Photographer Tawna Brown's painterly style photos currently adorn the walls of Javaroma.
Photographer Tawna Brown's painterly style photos of her travels across the NWT and the world are on display at Javaroma right now. - Robin Grant/NNSL photo
Brown described the exhibit as a result of "countless hours of reviewing thousands and thousands" of photographs from travelling to communities around the Northwest Territories over the past two years.
While some may be familiar with her work, she said she has introduced a new painterly style to her images, which means most of them look more like realism paintings than actual photographs.
"I have so many photos," she said. "I wanted to do something differently, so it was just playing around. I love playing. I love just being on the computer for hours and hours and hours just playing. I can do nothing but work on my photos."
Aside from photos with unique scenes of the wilderness, Brown's show also features a small wall with what she calls her "selfies." In each photo, Brown is wearing a red dress, but because she is photographed from a distance, the woman looks like she could be anyone. The photos were taken with a tripod and her camera set to a timer during her travels in Italy, she said.

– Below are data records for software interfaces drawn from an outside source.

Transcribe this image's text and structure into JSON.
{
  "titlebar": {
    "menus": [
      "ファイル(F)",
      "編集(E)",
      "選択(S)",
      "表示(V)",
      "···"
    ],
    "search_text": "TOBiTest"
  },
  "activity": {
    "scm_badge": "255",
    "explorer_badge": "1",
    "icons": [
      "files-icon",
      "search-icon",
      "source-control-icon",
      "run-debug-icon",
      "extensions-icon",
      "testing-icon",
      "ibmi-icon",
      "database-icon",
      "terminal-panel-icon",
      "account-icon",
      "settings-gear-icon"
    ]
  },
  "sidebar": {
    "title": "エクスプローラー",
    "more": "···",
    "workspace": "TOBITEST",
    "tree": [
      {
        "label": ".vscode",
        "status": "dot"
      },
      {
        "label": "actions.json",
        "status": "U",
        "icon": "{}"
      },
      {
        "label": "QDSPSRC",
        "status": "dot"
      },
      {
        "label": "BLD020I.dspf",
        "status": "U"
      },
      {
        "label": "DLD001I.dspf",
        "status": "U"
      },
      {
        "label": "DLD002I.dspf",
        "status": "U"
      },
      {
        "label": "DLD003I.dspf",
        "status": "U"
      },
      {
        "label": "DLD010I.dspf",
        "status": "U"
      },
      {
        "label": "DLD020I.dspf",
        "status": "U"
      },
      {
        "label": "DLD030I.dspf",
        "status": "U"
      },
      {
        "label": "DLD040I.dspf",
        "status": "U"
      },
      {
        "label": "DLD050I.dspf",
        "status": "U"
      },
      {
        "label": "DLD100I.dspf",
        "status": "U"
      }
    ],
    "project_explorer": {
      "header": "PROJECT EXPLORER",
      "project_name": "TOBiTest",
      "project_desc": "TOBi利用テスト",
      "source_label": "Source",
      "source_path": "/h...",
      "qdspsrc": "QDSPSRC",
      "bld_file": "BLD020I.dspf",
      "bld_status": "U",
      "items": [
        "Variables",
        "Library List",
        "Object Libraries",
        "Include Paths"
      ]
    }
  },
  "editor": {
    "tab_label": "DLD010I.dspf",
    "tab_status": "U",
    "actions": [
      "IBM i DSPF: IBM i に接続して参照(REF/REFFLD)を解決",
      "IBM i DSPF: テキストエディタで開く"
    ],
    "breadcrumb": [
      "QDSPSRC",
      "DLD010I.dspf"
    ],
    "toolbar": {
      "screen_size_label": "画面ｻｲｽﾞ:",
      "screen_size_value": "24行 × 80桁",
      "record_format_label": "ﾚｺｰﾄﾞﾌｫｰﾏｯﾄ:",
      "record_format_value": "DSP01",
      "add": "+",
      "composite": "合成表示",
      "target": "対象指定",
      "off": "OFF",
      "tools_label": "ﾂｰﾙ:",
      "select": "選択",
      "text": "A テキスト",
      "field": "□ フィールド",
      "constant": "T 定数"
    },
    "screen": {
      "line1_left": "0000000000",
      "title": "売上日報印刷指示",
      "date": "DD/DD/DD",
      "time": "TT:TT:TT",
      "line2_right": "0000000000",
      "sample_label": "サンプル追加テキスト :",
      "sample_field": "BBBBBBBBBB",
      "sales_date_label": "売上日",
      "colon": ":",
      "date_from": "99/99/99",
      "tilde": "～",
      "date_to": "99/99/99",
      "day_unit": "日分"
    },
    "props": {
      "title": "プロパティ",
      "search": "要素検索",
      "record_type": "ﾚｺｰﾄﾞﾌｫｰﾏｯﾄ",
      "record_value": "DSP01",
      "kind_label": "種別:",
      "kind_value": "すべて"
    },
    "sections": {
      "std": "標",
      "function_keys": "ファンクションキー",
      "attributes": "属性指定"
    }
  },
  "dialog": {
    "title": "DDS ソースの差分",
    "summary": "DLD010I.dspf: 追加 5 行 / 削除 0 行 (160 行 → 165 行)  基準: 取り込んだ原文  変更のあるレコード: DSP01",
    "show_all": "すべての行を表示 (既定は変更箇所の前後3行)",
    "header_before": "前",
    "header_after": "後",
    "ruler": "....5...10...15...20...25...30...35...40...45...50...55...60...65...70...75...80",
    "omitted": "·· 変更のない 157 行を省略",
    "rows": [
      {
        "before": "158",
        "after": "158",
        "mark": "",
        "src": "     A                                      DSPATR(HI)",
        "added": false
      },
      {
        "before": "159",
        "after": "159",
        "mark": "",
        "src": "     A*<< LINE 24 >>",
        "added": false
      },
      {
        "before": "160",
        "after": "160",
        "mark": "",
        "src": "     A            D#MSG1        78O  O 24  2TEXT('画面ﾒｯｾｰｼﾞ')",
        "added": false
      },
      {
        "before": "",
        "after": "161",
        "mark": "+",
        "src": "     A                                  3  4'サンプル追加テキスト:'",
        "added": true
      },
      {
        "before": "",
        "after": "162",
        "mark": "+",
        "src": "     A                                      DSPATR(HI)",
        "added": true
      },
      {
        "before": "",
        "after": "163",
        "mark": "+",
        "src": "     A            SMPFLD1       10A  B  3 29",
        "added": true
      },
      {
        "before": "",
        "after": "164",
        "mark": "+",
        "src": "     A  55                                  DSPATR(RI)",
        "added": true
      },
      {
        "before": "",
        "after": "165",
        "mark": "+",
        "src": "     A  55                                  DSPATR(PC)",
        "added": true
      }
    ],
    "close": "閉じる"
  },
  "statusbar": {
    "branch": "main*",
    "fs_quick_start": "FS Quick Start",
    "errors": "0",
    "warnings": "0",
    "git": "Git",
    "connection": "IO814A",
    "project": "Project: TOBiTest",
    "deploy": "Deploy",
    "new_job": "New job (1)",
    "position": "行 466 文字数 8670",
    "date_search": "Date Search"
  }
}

"What I like to show is I travelled around the world by myself," she said.
In 2015, Brown took a year off work to travel the world. She started out with a photography workshop with world renowned landscape photographer Trey Ratcliff in New Zealand and then travelled to other countries, including Australia, Indonesia, French Polynesia, India, Thailand and Italy.
"You can get good photos of yourself if you know how to do it. I have this red dress, and it takes up a lot of space in my suitcase, but it's perfect in the pictures."
"It can be any women, so it's fairytale-ish, dreamy," she continued. "They are meant to inspire people to go visit and explore."
While most of the photos are in Brown's new painterly style, some are actual photos on high definition white aluminum. There is a photo of an owl in a barn from a trip she took to Deline in 2016.
"The owners told me that the owl sits up there and it was perfectly perched right in the middle," she said. "I set up my tripod. It was just the owl and me. It got used to me and would close its eyes every so often."
To take the photo, she had to take multiple exposures to get all the details, she said, because the barn was so dark.
"You can even see the spider webs," she said. "Out of all my photos, it was one of my favourite because nobody else can get that picture and I knew what I was doing, and I had the time to work with the owl."
She said another incentive for the exhibiting her photos at Javaroma is so people can see what they look like on large canvasses because it is hard to appreciate the photos from a computer screen.
"When you're in these powerful spaces, and you want to transport someone there, a 12-by-18 image is not going to do it."